On the whole I'm quite a laid back sort of guy. The world keeps spinning round and Emmerdale is on every night. So I just go with the flow. But like every mortal sole there are a few things that drive me round the bend.
latest addition to this every growing list is the bland world of
football pundits. The species who inhabit various media outlets. The
likes of Leroy Roseinor, Gary Neville and Don Goodman. All decent chaps
with a good dose of tactical nous. I must congratulate the Neviller on his mastery of Andy Gray's technical gadgetry. So I'm fine with Gary's insistence that defenders need to block
shots with their whole body. Seems sound enough logic to a mere layman.
But one question
sends a shiver down the spines of these wise old sages. I refer to
the thorny issue of a manager's future. Ranks are closed and the first commandment of the pundit's handbook is evoked. Thou shall never criticise one of our own, particularly if I have to bump into that person in the future.
But we can not simply rebuff a QPR fan who has forgotten what a
win feels like. Evidence must be found to show that the manager really
is the man to turn things round. After all I was planning to go on holiday
with Mark Hughes next summer.
The standard "It's early days
yet" or "All these new players need time to gel" cliches will do the
job. With the exception of Roman Abramovich, most punters will buy
these as plausible reasons for continual failure.
But as the
nights draw in, our heroes need to unearth new reasons for dismal
results. Time to accentuate the positives, because the good times are
on the horizon. I give you Exhibit A as provided by Mr L Rosenior. When asked to comment on Wolves' nine-match winless
run. The resident pundit of the Football League Show replied: "Wolves
have only lost twice at home all season." Happy days, why are you shouting
at your Norwegian boss?
He excelled himself later: "Birmingham City are struggling, but I do see glimmers. For instance substitute
Rob Hall really made a difference (to the Blues' 3-2 defeat). Okay you
are 19th in the table, but honestly I do see glimmers. Stick with Stale
Solbakken and Lee Clark, they will
come good." Maybe they will, who am I to say? But Leroy, you're defence
is hardly Old Bailey material.
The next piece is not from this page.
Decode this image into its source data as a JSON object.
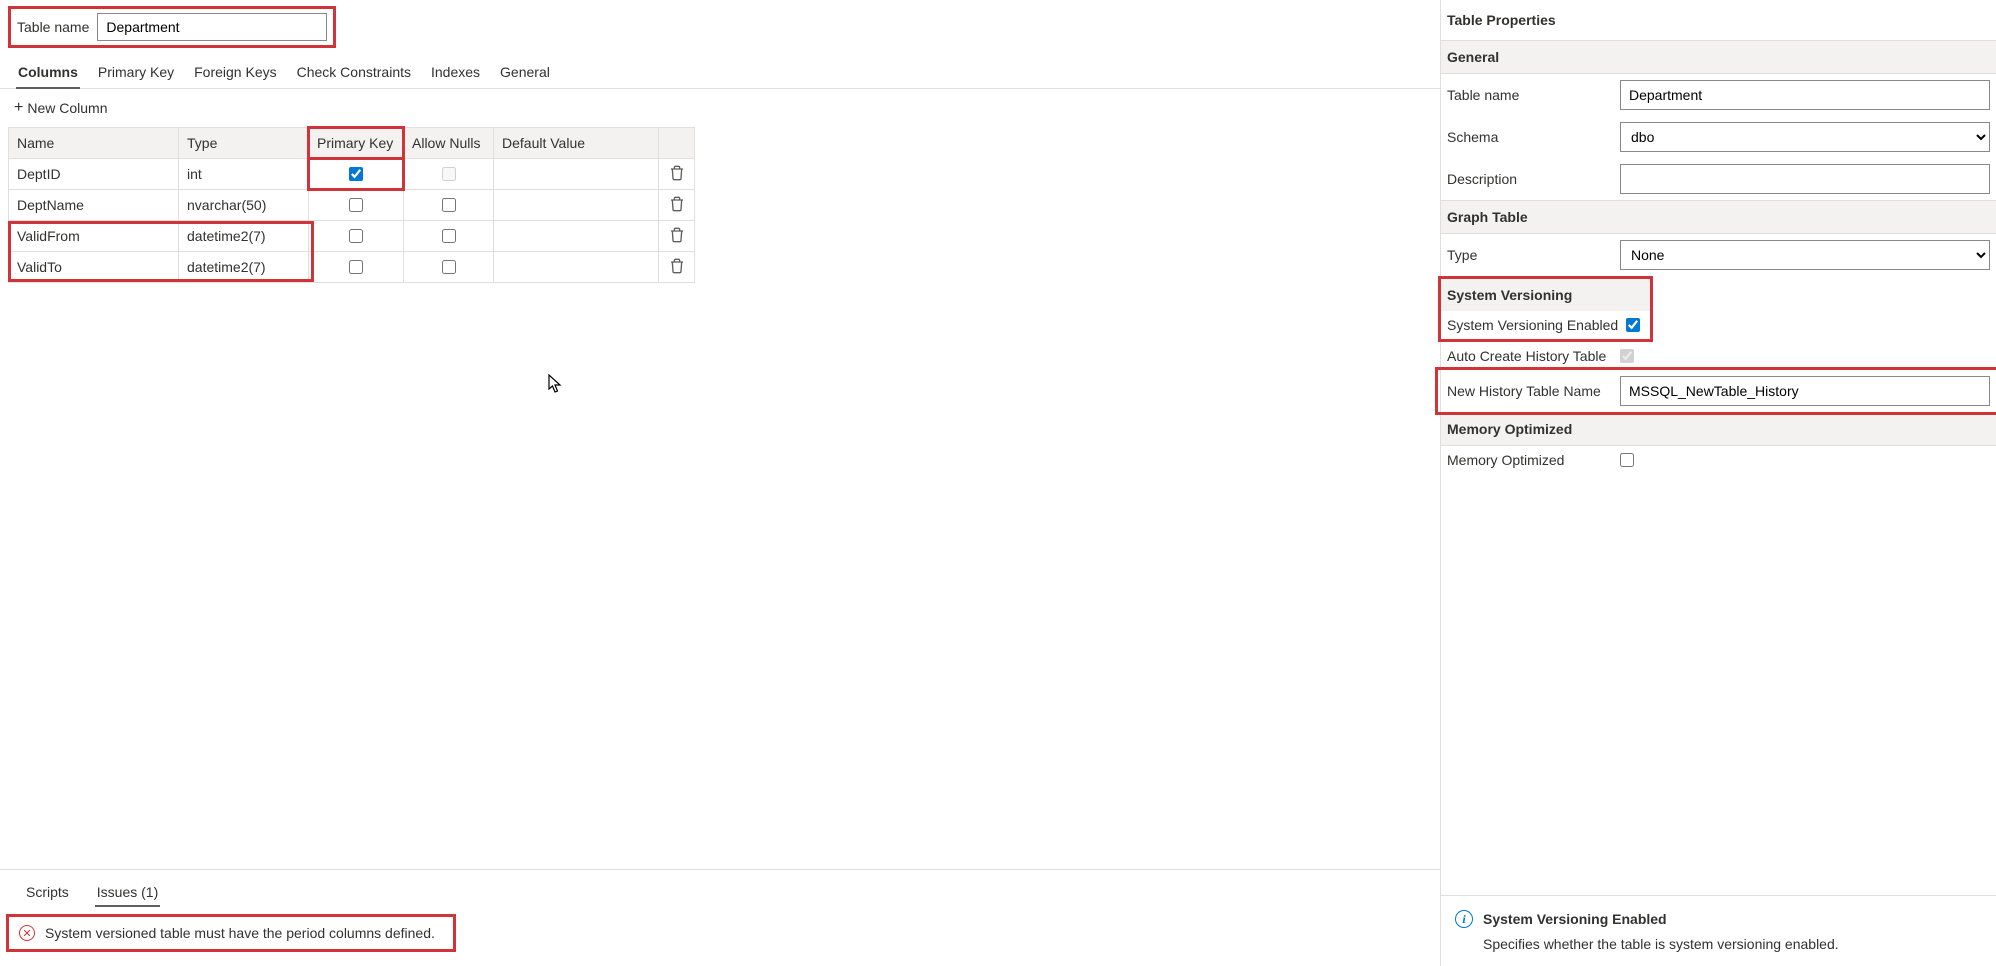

Tom Cruise in a Few Good Men has
nothing to worry about.
Alan Shearer offered this defence of Martin
O'Neill's Sunderland: "At least they are creating chances." Shearer must
have thought: "I might be working with O'Neill at the next World Cup."
Some time the pundits are genuinely star struck. Robbie Savage
worshipped Mark Hughes as a youngster. So what was the point of asking
Savage to comment on Sparky's Loftus Road future? Similarly Gary Neville was Hughes's team-mate at Old Trafford. The old school tie was always going to colour their opinions.
Local radio experts are also staunch defenders of the manager. In the West Midlands our local BBC station has a football phone-in
every weekday evening. Former West Ham, Walsall and Newcastle striker
David Kelly is one of the shows regular guests. A pattern seems to be
developing. Birmingham City lose again. Unhappy fans call for Lee
Clark's head. Kelly trotts out: "Win two or three games and your're
right up there." A line he's been using since August and will still
employ in May. Do me a favour, we know you are mates with Clark.
protracted St Andrews takeover is another hardy excuses
provided by Kelly. "It's impossible for Lee to do his job in those
circumstances." Well financial problems haven't prevented Port Vale from
pushing for promotion or Malaga taking the Champions League by storm.
I've voted with my fingers. Ned Kelly has been vanished in favour of
No-one likes to see a manager lose their job. But sackings have always been part of the game. They all know the rules
before taking the helm, as we are constantly told it's a results business. I guess the experts don't like to upset their peers, that is fair
enough. My solution is to scrap the manager question because this
query is as redundant as suncream in a British winter.